Living in Liberty was founded in 2012 by Elizabeth Echevarria to restore dignity, freedom, and a new life to victims of commercial sexual exploitation by creating a safe, secure, loving, and nurturing community where healing occurs and a new life begins.
Elizabeth is an amazing warrior with a servant’s heart. She became interested in the issue of sex trafficking over a decade ago when she lived in the D.C. metro area. As a women’s ministry leader in her church, she was looking for a retreat speaker without much success. Someone shared a story about a ministry in India started by Beth Grant, Project Rescue where they helped children out of brothels while their mothers were working. Children were often in the rooms where their mothers are providing services. This organization came in and provided childcare, keeping the children from being exposed to what was going on. Through this program, the leaders were able to reach out to the trafficked women to create a plan of exit from the industry. Elizabeth had a strong desire to serve but knew her husband would not be on board to move to India. She began researching locally and realized that it was happening here in the United States, and set out to learn more about the issues.
Elizabeth’s husband’s job relocated them to Pittsburgh. After arriving here she prayed for an entire year to be led to serve in this area. She became painfully aware there were not any aftercare services for victims specifically for sex trafficking. While attending ministry school she again discovered there was a need for care services for these women. She immediately set out to create relationships within the local community and friended a local trusted pastor. His church was used as a safe place to engage with the women. Elizabeth started with a staff of 13 volunteers walking the streets of Homewood approaching women, passing out cards offering a safe place to eat, shower, rest. Her staff quickly dwindled to 2 people. However, Elizabeth never lost sight of her mission and she continued on a prayerful journey. She formed meaningful Christian relationships all over the country with others leaders involved in rehabilitating victims who inspired and motivated her to keep going.
Elizabeth took the next step to create Living in Liberty by purchasing a property to use as a safe home. The purpose is to house women to restore their freedom and independence. The program offers one year to 18-month program. They house up to four women, over the age of 18, which is intentionally small. The women are provided with counseling, health care, medical, life skills and job skills. If the girls are trafficked at the ages of 12 to 14, it is likely that they haven’t finished school and possess a very low skill set. The girls are told and don’t feel like they can do anything else because it’s all that they know.

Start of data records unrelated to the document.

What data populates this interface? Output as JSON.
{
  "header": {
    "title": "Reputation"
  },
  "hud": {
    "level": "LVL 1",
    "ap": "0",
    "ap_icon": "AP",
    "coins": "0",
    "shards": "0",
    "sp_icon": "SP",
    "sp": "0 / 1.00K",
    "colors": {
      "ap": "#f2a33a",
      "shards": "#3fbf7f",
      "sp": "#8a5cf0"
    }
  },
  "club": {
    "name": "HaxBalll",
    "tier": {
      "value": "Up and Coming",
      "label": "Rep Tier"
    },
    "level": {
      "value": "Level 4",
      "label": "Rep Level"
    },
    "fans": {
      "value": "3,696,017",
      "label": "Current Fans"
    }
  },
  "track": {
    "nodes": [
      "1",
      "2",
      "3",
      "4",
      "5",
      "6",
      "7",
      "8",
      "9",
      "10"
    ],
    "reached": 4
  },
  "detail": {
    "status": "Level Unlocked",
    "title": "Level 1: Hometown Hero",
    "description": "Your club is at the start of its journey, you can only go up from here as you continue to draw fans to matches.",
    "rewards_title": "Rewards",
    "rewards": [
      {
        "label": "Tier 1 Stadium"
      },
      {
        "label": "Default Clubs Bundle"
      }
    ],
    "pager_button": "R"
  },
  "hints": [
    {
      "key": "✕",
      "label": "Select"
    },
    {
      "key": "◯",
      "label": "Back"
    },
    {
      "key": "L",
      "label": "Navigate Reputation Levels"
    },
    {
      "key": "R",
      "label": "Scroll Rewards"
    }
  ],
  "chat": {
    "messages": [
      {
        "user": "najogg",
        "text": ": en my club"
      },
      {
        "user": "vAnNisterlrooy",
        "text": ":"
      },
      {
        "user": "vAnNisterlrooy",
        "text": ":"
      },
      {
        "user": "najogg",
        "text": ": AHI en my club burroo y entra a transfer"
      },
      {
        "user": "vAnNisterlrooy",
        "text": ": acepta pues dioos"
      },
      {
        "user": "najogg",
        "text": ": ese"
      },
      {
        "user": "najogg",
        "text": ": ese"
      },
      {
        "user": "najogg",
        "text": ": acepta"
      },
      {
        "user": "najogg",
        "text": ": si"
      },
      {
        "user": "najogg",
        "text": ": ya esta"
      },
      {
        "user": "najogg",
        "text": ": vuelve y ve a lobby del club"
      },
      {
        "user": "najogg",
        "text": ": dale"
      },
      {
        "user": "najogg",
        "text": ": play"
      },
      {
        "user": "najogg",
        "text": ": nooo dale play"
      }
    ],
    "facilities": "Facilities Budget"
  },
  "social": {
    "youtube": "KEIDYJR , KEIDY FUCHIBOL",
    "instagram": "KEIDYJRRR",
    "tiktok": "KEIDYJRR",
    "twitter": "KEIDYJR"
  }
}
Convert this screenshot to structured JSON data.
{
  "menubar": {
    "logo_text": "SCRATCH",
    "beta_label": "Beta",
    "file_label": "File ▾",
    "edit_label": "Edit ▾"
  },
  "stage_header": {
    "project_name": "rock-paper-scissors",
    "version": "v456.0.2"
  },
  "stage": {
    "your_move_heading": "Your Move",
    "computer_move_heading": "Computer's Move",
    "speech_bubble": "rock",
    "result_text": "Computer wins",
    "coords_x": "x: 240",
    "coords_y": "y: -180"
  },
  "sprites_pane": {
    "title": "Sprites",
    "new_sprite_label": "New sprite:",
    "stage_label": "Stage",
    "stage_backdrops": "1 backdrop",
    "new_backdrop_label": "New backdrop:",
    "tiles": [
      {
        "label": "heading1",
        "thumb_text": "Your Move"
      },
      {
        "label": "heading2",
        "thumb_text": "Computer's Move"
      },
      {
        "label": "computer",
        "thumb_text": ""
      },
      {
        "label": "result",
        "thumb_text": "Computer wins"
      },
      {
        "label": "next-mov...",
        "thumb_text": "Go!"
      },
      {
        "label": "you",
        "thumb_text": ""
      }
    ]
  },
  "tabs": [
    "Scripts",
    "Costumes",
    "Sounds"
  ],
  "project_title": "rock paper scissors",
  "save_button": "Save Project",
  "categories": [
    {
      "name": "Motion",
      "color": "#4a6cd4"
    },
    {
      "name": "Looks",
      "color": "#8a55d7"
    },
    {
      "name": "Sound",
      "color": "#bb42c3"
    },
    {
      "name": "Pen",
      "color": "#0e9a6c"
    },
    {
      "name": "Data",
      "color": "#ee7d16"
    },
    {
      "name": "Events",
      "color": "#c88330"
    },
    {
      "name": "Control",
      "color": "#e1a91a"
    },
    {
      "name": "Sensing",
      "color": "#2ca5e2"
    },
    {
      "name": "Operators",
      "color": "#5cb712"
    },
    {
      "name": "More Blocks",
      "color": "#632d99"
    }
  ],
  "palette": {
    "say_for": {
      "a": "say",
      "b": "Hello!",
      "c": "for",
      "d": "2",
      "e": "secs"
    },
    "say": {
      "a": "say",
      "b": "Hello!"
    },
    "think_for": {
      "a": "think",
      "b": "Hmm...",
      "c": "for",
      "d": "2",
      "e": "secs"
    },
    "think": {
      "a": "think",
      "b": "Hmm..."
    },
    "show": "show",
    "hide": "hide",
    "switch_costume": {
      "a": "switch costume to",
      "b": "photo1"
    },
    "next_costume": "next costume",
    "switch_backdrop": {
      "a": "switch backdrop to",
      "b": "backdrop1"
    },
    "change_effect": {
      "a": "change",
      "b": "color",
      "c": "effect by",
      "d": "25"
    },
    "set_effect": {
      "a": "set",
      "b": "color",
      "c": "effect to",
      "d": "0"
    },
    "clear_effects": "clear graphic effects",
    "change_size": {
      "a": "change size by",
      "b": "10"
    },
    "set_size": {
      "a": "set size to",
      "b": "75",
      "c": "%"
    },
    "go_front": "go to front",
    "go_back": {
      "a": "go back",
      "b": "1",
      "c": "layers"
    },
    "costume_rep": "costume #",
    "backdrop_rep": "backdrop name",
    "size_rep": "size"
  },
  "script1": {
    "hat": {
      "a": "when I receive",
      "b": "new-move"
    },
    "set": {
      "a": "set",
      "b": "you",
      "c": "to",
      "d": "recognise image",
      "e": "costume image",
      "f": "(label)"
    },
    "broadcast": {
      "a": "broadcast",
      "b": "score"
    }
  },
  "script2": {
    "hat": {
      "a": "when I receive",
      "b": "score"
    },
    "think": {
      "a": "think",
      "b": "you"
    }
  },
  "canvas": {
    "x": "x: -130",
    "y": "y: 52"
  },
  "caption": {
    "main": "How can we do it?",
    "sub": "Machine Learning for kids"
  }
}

In the first phase of their stay, all of their physical needs are met, such as clothes and all those necessities they never had. This phase primarily focusing on them feeling secure. In the second phase, they start dreaming about what they want to do. For each one, it’s different—some want to finish their GEDs, some want to go to college. The third and final phase, an action plan is put into place to help make that dream a reality. During the phases, they are developing life skills to make the transition.
Living in Liberty operates a thrift store in the Pittsburgh area. Repurposed for the Thrifty Shopper in You, is located on McKnight Rd. and boasts two stories of gently used housewares, furniture, books, clothing, and more; this store also hosts the Sozo Boutique & cafe, a fair trade shop filled with items made by survivors of trafficking worldwide.
The repurposed store provide critical, financial support to sustain the rest of the work as an organization. It also serve as a platform for raising awareness about human trafficking globally and in Pittsburgh and seek to educate shoppers about the reality of trafficking.
Donations to the store may also be distributed by the street outreach team, or may help to provide the safe home residents with necessities when they come to live with in the house or are ready to be established on their own.
Safe home residents also have the opportunity to gain valuable job skills and professional training by working at the stores during their time with in the house, and may continue to find employment at one of the Repurposed stores after they complete their program at the home.
Volunteering at the store may be a weekly or monthly commitment, or may be a one-time group volunteer opportunity. It’s an excellent way to become involved and support this mission.
Living in Liberty has street outreach teams that work in five neighborhoods in the Pittsburgh area: Homewood, North Side, South Side, McKeesport, and Butler. Volunteer teams make weekly visits to the same neighborhoods, spending time prayer-walking the streets and visiting with women we know and with new acquaintances. These teams endeavor to create authentic, trusting relationships in order to serve the women we support through: prayer, counsel, locating and securing essential resources, and providing other miscellaneous assistance as we are able.
Teams provide hot meals, donations, and other services at weekly, women-only care centers. Volunteers help to serve meals, facilitate a welcoming environment for the women who come in off the streets, pass out donated clothing or hygiene products, and converse or pray with women as seems fit.
The street outreach team is committed to a faithful ministry of presence in order to build trust and authentic relationships with the women they serve. If you’d like to get involved please visit www.livinginliberty.org